Wills often include gifts to children and may state that a gift will not take effect until a certain age is reached. In these cases, the trustees (often the same people as the executors) will usually be charged to hold the gift on trust until the child reaches 18 or the age mentioned in the gift. The trustee will have further duties, powers, and legal requirements until the trust is ended. The Will may include these specifically and more are imposed by law. If you are appointed as a trustee and there are minor beneficiaries named in the Will, seek legal guidance. If a trustee acts or fails to act, in breach of these duties, the beneficiaries of the trust may be able to sue them personally. This is a complicated area of law and legal advice should be obtained if a Will creates a trust.
Is it possible to change a Will once someone has died?
It is possible to vary a Will using a Deed of Variation. This may be for tax purposes, although it can be done for other reasons and a legal professional will need to be involved. All the beneficiaries affected would need to agree to the Deed of Variation and a court order would be needed if any affected beneficiaries are minors or lack mental capacity. If the estate is taxable, the Variation must be registered with the Inland Revenue. Seek legal advice before attempting to do anything that alters the terms of the Will. A valuation for tax purposes must be made two years from the date of death.
How do I know if the Will is valid?
If the deceased did not make adequate provision in their Will for close family members, or if there is any doubt over the validity of the Will, it is possible that the Will may be challenged or a claim under the Inheritance (Provision for Family and Dependants) Act 1975 may be made. Legal advice should be obtained. The Executor’s legal expenses can usually be deducted from the assets in the estate.
The legal requirements for a Will to be valid are set out in the Wills Act 1837. For a will to be valid:
- it must be in writing, signed by the person making the Will (called a testator or testatrix), and witnessed by two people
- The testator must have the mental capacity to make the Will and understand the effect it will have at the time of making the Will
- The testator must have made the Will voluntarily and without pressure from anyone else.
- The beginning of the Will should state that it revokes all others.
What happens if there is no Will?
Where a person dies without a Will, or the Will is invalid, they die intestate. There are legal rules that dictate who can apply for a Grant. Where there is no valid Will, the Grant is known as a Grant of Letters of Administration. The person dealing with the estate is called an administrator or personal representative. The law also dictates who benefits from the deceased’s estate. You can see a visual representation of these rules in our blog post: What happens if you die without a Will? The duties are very similar to those of executors.

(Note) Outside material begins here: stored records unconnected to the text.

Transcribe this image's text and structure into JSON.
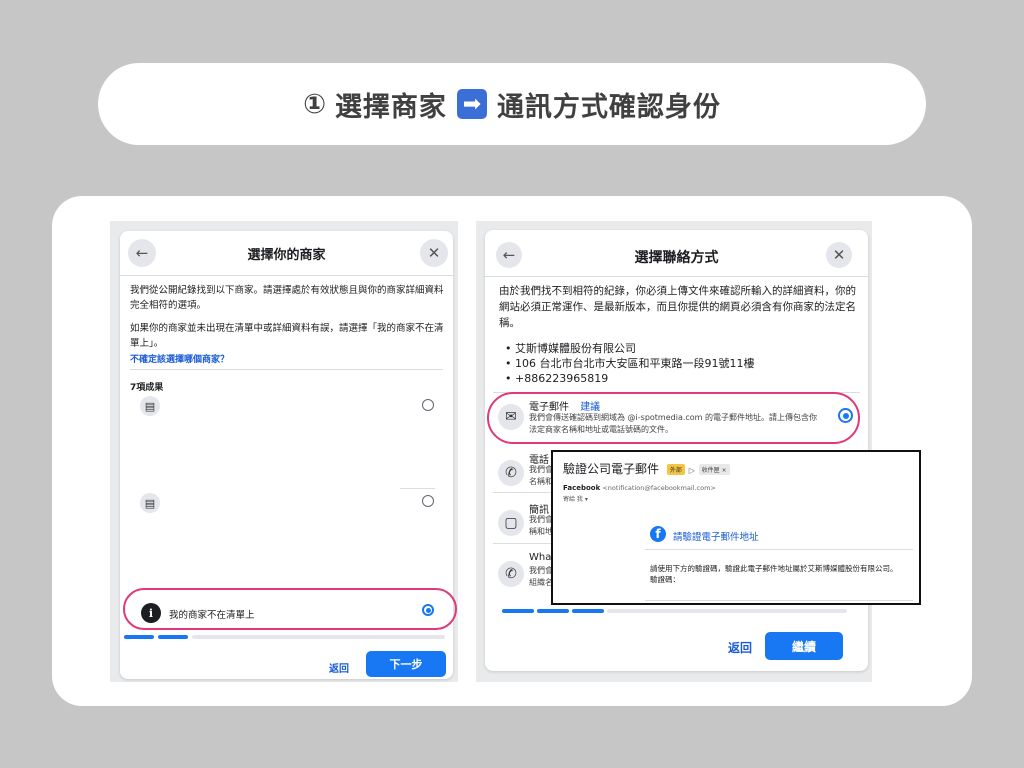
{
  "banner": {
    "step": "①",
    "left": "選擇商家",
    "arrow": "➡",
    "right": "通訊方式確認身份"
  },
  "left_modal": {
    "title": "選擇你的商家",
    "back_icon": "←",
    "close_icon": "✕",
    "intro": "我們從公開紀錄找到以下商家。請選擇處於有效狀態且與你的商家詳細資料完全相符的選項。",
    "intro2": "如果你的商家並未出現在清單中或詳細資料有誤，請選擇「我的商家不在清單上」。",
    "help_link": "不確定該選擇哪個商家？",
    "results_label": "7項成果",
    "not_listed": "我的商家不在清單上",
    "back_label": "返回",
    "next_label": "下一步",
    "progress_filled": 2,
    "progress_total": 10
  },
  "right_modal": {
    "title": "選擇聯絡方式",
    "back_icon": "←",
    "close_icon": "✕",
    "intro": "由於我們找不到相符的紀錄，你必須上傳文件來確認所輸入的詳細資料，你的網站必須正常運作、是最新版本，而且你提供的網頁必須含有你商家的法定名稱。",
    "details": [
      "艾斯博媒體股份有限公司",
      "106 台北市台北市大安區和平東路一段91號11樓",
      "+886223965819"
    ],
    "email_option": {
      "title": "電子郵件",
      "badge": "建議",
      "desc": "我們會傳送確認碼到網域為 @i-spotmedia.com 的電子郵件地址。請上傳包含你法定商家名稱和地址或電話號碼的文件。"
    },
    "phone_option": {
      "title": "電話",
      "desc1": "我們會",
      "desc2": "名稱和"
    },
    "sms_option": {
      "title": "簡訊",
      "desc1": "我們會",
      "desc2": "稱和地"
    },
    "whatsapp_option": {
      "title": "What",
      "desc1": "我們會",
      "desc2": "組織名"
    },
    "back_label": "返回",
    "continue_label": "繼續",
    "progress_filled": 3,
    "progress_total": 10
  },
  "email_popup": {
    "subject": "驗證公司電子郵件",
    "tag_external": "外部",
    "tag_inbox": "收件匣 ×",
    "sender_name": "Facebook",
    "sender_addr": "<notification@facebookmail.com>",
    "to_line": "寄給 我 ▾",
    "headline": "請驗證電子郵件地址",
    "body1": "請使用下方的驗證碼，驗證此電子郵件地址屬於艾斯博媒體股份有限公司。",
    "body2": "驗證碼："
  }
}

- Beneficiary – a person who benefits from a gift in a Will or from a trust.
- Capital Gains Tax – a tax paid when capital assets (eg, shares, houses, land, unit trusts) are disposed of. Capital Gains Tax may be payable on assets that are sold during the administration of a deceased’s estate.
- Deed of Variation – a legal instrument agreed by beneficiaries that changes the distribution of the estate.

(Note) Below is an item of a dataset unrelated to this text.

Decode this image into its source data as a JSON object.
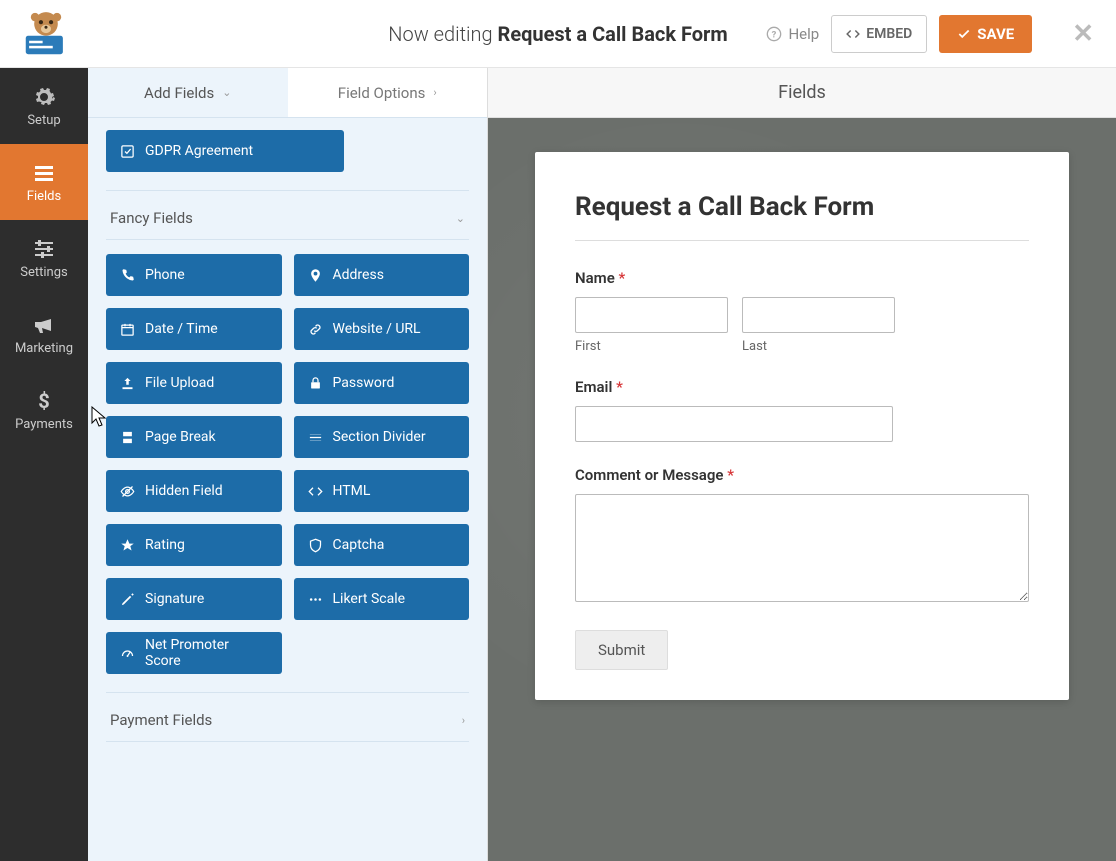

- Estate – the money, land, investments, personal belongings, owned by a person when they die.
- Executor – a person named in a Will to carry out the instructions in the Will for distribution of the estate.
- Grant of Probate – the document giving authority to a named executor to collect the estate and distribute it as set out in the Will.

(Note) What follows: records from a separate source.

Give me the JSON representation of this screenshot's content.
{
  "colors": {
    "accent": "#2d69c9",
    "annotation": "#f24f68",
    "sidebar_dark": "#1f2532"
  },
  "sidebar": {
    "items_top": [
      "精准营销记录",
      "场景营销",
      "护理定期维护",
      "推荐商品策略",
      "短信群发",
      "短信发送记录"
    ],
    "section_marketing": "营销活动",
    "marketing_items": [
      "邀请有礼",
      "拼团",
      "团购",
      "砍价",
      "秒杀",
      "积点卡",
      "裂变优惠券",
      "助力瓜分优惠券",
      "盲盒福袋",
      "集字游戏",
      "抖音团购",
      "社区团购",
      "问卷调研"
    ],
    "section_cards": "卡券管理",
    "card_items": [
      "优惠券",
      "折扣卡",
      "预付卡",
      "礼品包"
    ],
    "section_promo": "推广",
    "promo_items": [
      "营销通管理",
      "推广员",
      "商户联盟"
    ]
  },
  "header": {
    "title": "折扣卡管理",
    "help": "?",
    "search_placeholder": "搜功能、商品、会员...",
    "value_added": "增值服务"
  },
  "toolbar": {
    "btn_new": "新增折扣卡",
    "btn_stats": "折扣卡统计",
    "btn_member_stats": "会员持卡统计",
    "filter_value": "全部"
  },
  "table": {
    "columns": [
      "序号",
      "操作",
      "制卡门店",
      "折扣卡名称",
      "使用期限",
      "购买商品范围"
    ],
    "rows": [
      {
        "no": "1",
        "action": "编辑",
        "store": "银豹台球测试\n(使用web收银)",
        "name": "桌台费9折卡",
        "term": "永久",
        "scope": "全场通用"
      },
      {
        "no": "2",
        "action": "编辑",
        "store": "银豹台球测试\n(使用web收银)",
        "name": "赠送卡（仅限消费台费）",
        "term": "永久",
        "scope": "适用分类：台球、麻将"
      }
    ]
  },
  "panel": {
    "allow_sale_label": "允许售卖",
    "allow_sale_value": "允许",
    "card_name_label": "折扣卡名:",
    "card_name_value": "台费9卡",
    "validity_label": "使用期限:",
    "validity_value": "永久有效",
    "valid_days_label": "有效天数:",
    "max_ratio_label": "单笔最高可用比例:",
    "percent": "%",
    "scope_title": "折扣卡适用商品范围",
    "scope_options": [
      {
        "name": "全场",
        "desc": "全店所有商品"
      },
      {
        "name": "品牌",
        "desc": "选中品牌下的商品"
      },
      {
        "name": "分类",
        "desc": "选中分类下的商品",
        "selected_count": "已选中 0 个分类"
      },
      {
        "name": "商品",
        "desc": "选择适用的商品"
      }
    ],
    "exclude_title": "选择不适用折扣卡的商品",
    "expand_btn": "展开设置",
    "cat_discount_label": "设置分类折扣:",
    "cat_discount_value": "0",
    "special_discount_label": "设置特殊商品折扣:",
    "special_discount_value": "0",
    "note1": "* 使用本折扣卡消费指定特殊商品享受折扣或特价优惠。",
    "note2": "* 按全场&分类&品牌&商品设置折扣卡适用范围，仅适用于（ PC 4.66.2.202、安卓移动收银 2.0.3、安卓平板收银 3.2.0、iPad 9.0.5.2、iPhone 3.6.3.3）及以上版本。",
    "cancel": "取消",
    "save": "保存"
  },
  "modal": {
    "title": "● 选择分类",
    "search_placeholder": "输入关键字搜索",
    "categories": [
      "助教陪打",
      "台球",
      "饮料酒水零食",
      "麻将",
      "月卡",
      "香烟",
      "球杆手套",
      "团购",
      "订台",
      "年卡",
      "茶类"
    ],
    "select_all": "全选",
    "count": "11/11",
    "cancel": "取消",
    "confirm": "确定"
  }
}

- Inheritance Tax – The tax payable on a personal estate valued at more than £325,000. Inheritance tax forms must be completed for any estate with a gross value of more than £325,000. The Inheritance tax rate is currently 40% (April 2021).
- Intestacy – dying without a Will.
- Testator/Testatrix – a person making a Will.
- Trustee – a person named in a Will or other Trust document to hold money or assets for a specified period on behalf of beneficiaries. Executors may also be appointed as trustees in Wills especially where money is to be held on behalf of children who are too young to inherit money directly, or where a trust exists to protect a property or other assets.